■ ASSIGNMENT ■
For the listing that follows, report how many lines contain the word "elements", giving the number and no other text.

■ RECORDS FOR THE EXERCISE ■
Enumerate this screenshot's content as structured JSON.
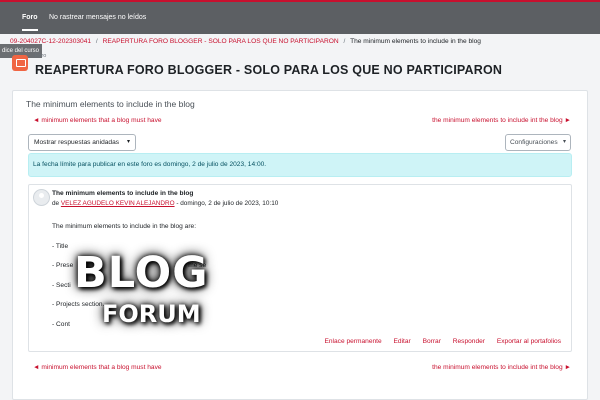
{
  "topbar": {
    "tab_forum": "Foro",
    "tab_untrack": "No rastrear mensajes no leídos"
  },
  "course_index": "dice del curso",
  "breadcrumb": {
    "items": [
      "09-204027C-12-202303041",
      "REAPERTURA FORO BLOGGER - SOLO PARA LOS QUE NO PARTICIPARON",
      "The minimum elements to include in the blog"
    ]
  },
  "forum": {
    "label": "Foro",
    "title": "REAPERTURA FORO BLOGGER - SOLO PARA LOS QUE NO PARTICIPARON"
  },
  "discussion": {
    "title": "The minimum elements to include in the blog",
    "prev_link": "◄ minimum elements that a blog must have",
    "next_link": "the minimum elements to include int the blog ►",
    "display_mode": "Mostrar respuestas anidadas",
    "settings_label": "Configuraciones",
    "due_notice": "La fecha límite para publicar en este foro es domingo, 2 de julio de 2023, 14:00."
  },
  "post": {
    "subject": "The minimum elements to include in the blog",
    "by_prefix": "de",
    "author": "VELEZ AGUDELO KEVIN ALEJANDRO",
    "date_suffix": " - domingo, 2 de julio de 2023, 10:10",
    "body": {
      "intro": "The minimum elements to include in the blog are:",
      "item1": "- Title",
      "item2": "- Prese",
      "item2_tail": "me se",
      "item3": "- Secti",
      "item4": "- Projects section.",
      "item5": "- Cont"
    },
    "actions": [
      "Enlace permanente",
      "Editar",
      "Borrar",
      "Responder",
      "Exportar al portafolios"
    ]
  },
  "overlay": {
    "big": "BLOG",
    "small": "FORUM"
  },
  "colors": {
    "brand": "#c8102e",
    "forum_icon": "#f06543",
    "alert_bg": "#cff4f7"
  }
}
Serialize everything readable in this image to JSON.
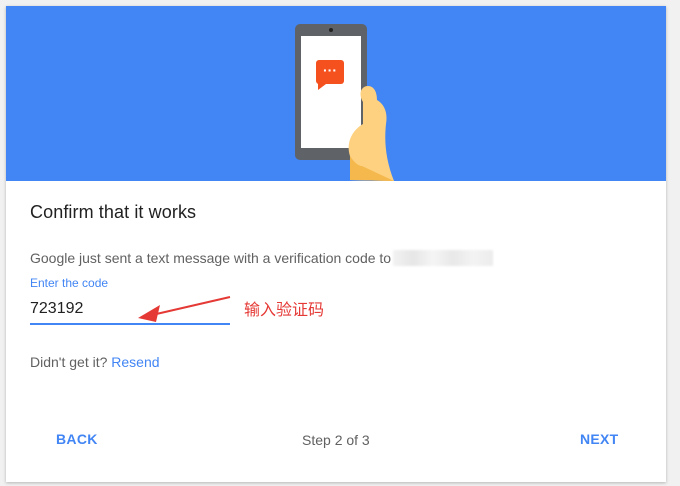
{
  "hero": {
    "background": "#4285f4",
    "illustration": "phone-with-message-icon",
    "message_glyph": "···"
  },
  "content": {
    "title": "Confirm that it works",
    "message": "Google just sent a text message with a verification code to"
  },
  "code_field": {
    "label": "Enter the code",
    "value": "723192"
  },
  "annotation": {
    "text": "输入验证码",
    "color": "#e53935"
  },
  "resend": {
    "prompt": "Didn't get it?",
    "link": "Resend"
  },
  "footer": {
    "back_label": "BACK",
    "step_text": "Step 2 of 3",
    "next_label": "NEXT"
  },
  "colors": {
    "accent": "#4285f4",
    "text_primary": "#212121",
    "text_secondary": "#616161"
  }
}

■ EXERCISE SOLUTION ■
6